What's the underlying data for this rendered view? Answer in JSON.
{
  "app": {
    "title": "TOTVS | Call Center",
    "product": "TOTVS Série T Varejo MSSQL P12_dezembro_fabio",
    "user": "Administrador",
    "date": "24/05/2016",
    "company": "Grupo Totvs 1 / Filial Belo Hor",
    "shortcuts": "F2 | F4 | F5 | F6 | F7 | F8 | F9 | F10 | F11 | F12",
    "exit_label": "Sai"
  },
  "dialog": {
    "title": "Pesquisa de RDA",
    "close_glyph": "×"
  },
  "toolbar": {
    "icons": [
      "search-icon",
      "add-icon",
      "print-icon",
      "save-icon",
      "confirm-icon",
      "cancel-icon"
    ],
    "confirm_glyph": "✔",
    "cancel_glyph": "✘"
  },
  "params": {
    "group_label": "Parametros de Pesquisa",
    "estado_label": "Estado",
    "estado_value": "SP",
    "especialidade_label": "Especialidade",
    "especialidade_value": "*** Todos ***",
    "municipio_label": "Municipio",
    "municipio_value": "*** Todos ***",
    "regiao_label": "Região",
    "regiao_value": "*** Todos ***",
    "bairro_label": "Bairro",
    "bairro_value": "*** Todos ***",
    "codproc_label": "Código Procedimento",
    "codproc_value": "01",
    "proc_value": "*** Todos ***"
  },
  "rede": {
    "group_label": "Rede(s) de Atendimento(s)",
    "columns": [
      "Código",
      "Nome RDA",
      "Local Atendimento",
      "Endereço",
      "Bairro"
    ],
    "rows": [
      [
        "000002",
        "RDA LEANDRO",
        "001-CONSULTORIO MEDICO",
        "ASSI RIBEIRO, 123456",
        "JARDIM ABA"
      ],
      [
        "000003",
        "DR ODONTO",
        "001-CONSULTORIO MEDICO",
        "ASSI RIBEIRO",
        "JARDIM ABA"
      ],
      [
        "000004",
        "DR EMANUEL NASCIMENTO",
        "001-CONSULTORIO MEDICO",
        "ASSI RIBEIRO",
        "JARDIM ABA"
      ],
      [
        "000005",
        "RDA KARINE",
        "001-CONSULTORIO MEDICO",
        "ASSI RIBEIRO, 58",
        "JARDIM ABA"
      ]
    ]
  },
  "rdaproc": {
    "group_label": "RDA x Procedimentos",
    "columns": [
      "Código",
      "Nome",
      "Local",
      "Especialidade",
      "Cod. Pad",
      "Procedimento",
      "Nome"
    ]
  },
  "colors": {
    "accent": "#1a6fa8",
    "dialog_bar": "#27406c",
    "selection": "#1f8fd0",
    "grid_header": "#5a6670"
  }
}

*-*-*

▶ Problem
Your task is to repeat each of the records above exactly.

▶ Reply to the task
What's the underlying data for this rendered view? Answer in JSON.
{
  "app": {
    "title": "TOTVS | Call Center",
    "product": "TOTVS Série T Varejo MSSQL P12_dezembro_fabio",
    "user": "Administrador",
    "date": "24/05/2016",
    "company": "Grupo Totvs 1 / Filial Belo Hor",
    "shortcuts": "F2 | F4 | F5 | F6 | F7 | F8 | F9 | F10 | F11 | F12",
    "exit_label": "Sai"
  },
  "dialog": {
    "title": "Pesquisa de RDA",
    "close_glyph": "×"
  },
  "toolbar": {
    "icons": [
      "search-icon",
      "add-icon",
      "print-icon",
      "save-icon",
      "confirm-icon",
      "cancel-icon"
    ],
    "confirm_glyph": "✔",
    "cancel_glyph": "✘"
  },
  "params": {
    "group_label": "Parametros de Pesquisa",
    "estado_label": "Estado",
    "estado_value": "SP",
    "especialidade_label": "Especialidade",
    "especialidade_value": "*** Todos ***",
    "municipio_label": "Municipio",
    "municipio_value": "*** Todos ***",
    "regiao_label": "Região",
    "regiao_value": "*** Todos ***",
    "bairro_label": "Bairro",
    "bairro_value": "*** Todos ***",
    "codproc_label": "Código Procedimento",
    "codproc_value": "01",
    "proc_value": "*** Todos ***"
  },
  "rede": {
    "group_label": "Rede(s) de Atendimento(s)",
    "columns": [
      "Código",
      "Nome RDA",
      "Local Atendimento",
      "Endereço",
      "Bairro"
    ],
    "rows": [
      [
        "000002",
        "RDA LEANDRO",
        "001-CONSULTORIO MEDICO",
        "ASSI RIBEIRO, 123456",
        "JARDIM ABA"
      ],
      [
        "000003",
        "DR ODONTO",
        "001-CONSULTORIO MEDICO",
        "ASSI RIBEIRO",
        "JARDIM ABA"
      ],
      [
        "000004",
        "DR EMANUEL NASCIMENTO",
        "001-CONSULTORIO MEDICO",
        "ASSI RIBEIRO",
        "JARDIM ABA"
      ],
      [
        "000005",
        "RDA KARINE",
        "001-CONSULTORIO MEDICO",
        "ASSI RIBEIRO, 58",
        "JARDIM ABA"
      ]
    ]
  },
  "rdaproc": {
    "group_label": "RDA x Procedimentos",
    "columns": [
      "Código",
      "Nome",
      "Local",
      "Especialidade",
      "Cod. Pad",
      "Procedimento",
      "Nome"
    ]
  },
  "colors": {
    "accent": "#1a6fa8",
    "dialog_bar": "#27406c",
    "selection": "#1f8fd0",
    "grid_header": "#5a6670"
  }
}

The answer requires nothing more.